According to another politician, “In all of these mass shooting incidents, it appears that the perpetrators had some significant mental health issues.” He argued, “we have to have a better system that finds people in advance before they act out their violent fantasies.” (C-SPAN, Angus King, October 8, 2015).

Those with mental illness are not always viewed as deserving of treatment. In doing so, their obvious humanity and right to be healthy are ignored by the very decision-makers and policies that could help – rather than isolate or punish – them. Frequently, they are viewed as needing treatment, not for their own benefit, but to protect others. Non-veteran adults were framed as a population in need of treatment, not because they necessarily deserved it, but because treatment could prevent violent acts.  In contrast, veterans were seen as deserving and entitled to treatment because of their service to our country. Children were also viewed positively and deserving of care.

Discourse on mental illness, violence, and mass shootings is not only found in news and entertainment media, but Congress as well, indicating that the stigma of mental illness and violence will continue to persist in the future. Congress Members should improve America’s mental health system, but the justification for doing it, should not be that individuals with mental illness are dangerous. Individuals with mental illness deserve treatment because they have the right to be healthy, the same as anyone with a physical illness.

I was happy to find that Congress Members are arguing to improve mental healthcare, but upset at the justification for it. The frames surrounding mental illness and mental healthcare need to change. Instead of arguing for improved care based on the dangerousness of untreated mental illness, Congress Members should emphasize the right of all people to lead happy, healthy, and successful lives.

The views expressed in this post are the author’s views alone. They do not necessarily reflect the views of Young Minds Advocacy as an organization. 

About the Author:

Elizabeth Wulbrecht
Elizabeth Wulbrecht is a native of Lafayette Indiana where she attended Purdue for her bachelor’s and master’s degree in Political Science.
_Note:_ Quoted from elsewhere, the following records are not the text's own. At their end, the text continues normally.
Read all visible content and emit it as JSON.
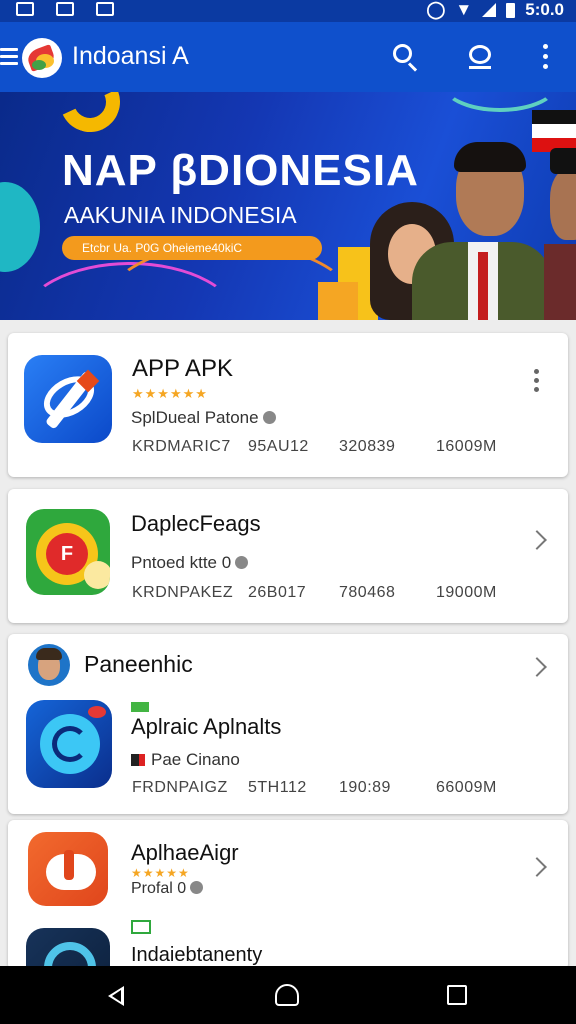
{
  "status_bar": {
    "right_text": "5:0.0"
  },
  "app_bar": {
    "title": "Indoansi A",
    "icons": [
      "menu-icon",
      "logo",
      "search-icon",
      "search-icon",
      "more-vert-icon"
    ]
  },
  "banner": {
    "headline": "NAP βDIONESIA",
    "subheadline": "AAKUNIA INDONESIA",
    "pill_text": "Etcbr Ua. P0G Oheieme40kiC"
  },
  "apps": [
    {
      "title": "APP APK",
      "stars": "★★★★★★",
      "subtitle": "SplDueal Patone",
      "meta": [
        "KRDMARIC7",
        "95AU12",
        "320839",
        "16009M"
      ]
    },
    {
      "title": "DaplecFeags",
      "subtitle": "Pntoed ktte 0",
      "meta": [
        "KRDNPAKEZ",
        "26B017",
        "780468",
        "19000M"
      ]
    },
    {
      "section_title": "Paneenhic",
      "title": "Aplraic Aplnalts",
      "subtitle": "Pae Cinano",
      "meta": [
        "FRDNPAIGZ",
        "5TH112",
        "190:89",
        "66009M"
      ]
    },
    {
      "title": "AplhaeAigr",
      "stars": "★★★★★",
      "subtitle": "Profal 0",
      "next_title": "Indaiebtanenty"
    }
  ],
  "colors": {
    "status_bar": "#0b3aa2",
    "app_bar": "#0f50cc",
    "star": "#f5a623",
    "background": "#ededed"
  }
}
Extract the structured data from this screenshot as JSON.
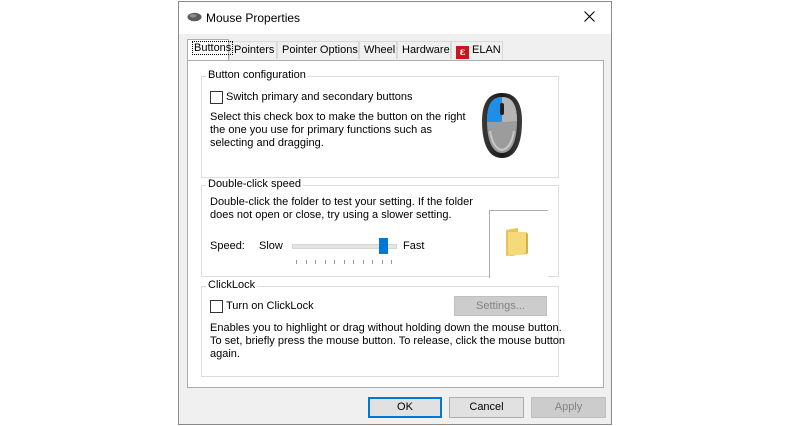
{
  "window": {
    "title": "Mouse Properties"
  },
  "tabs": [
    {
      "label": "Buttons",
      "active": true
    },
    {
      "label": "Pointers"
    },
    {
      "label": "Pointer Options"
    },
    {
      "label": "Wheel"
    },
    {
      "label": "Hardware"
    },
    {
      "label": "ELAN",
      "icon": "elan-icon"
    }
  ],
  "button_config": {
    "legend": "Button configuration",
    "checkbox_label": "Switch primary and secondary buttons",
    "checked": false,
    "description_lines": [
      "Select this check box to make the button on the right",
      "the one you use for primary functions such as",
      "selecting and dragging."
    ],
    "image_icon": "mouse-icon"
  },
  "double_click": {
    "legend": "Double-click speed",
    "description_lines": [
      "Double-click the folder to test your setting. If the folder",
      "does not open or close, try using a slower setting."
    ],
    "speed_label": "Speed:",
    "slow_label": "Slow",
    "fast_label": "Fast",
    "speed_level": 0.93,
    "test_icon": "folder-icon"
  },
  "clicklock": {
    "legend": "ClickLock",
    "checkbox_label": "Turn on ClickLock",
    "checked": false,
    "settings_label": "Settings...",
    "description_lines": [
      "Enables you to highlight or drag without holding down the mouse button.",
      "To set, briefly press the mouse button. To release, click the mouse button",
      "again."
    ]
  },
  "buttons": {
    "ok": "OK",
    "cancel": "Cancel",
    "apply": "Apply"
  },
  "colors": {
    "accent": "#0078d7",
    "mouse_highlight": "#1e8fe6"
  }
}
She hopes her research can bring attention to issues of stigma and stereotypes, which impact the wellbeing and self-esteem of people with mental illness and their families.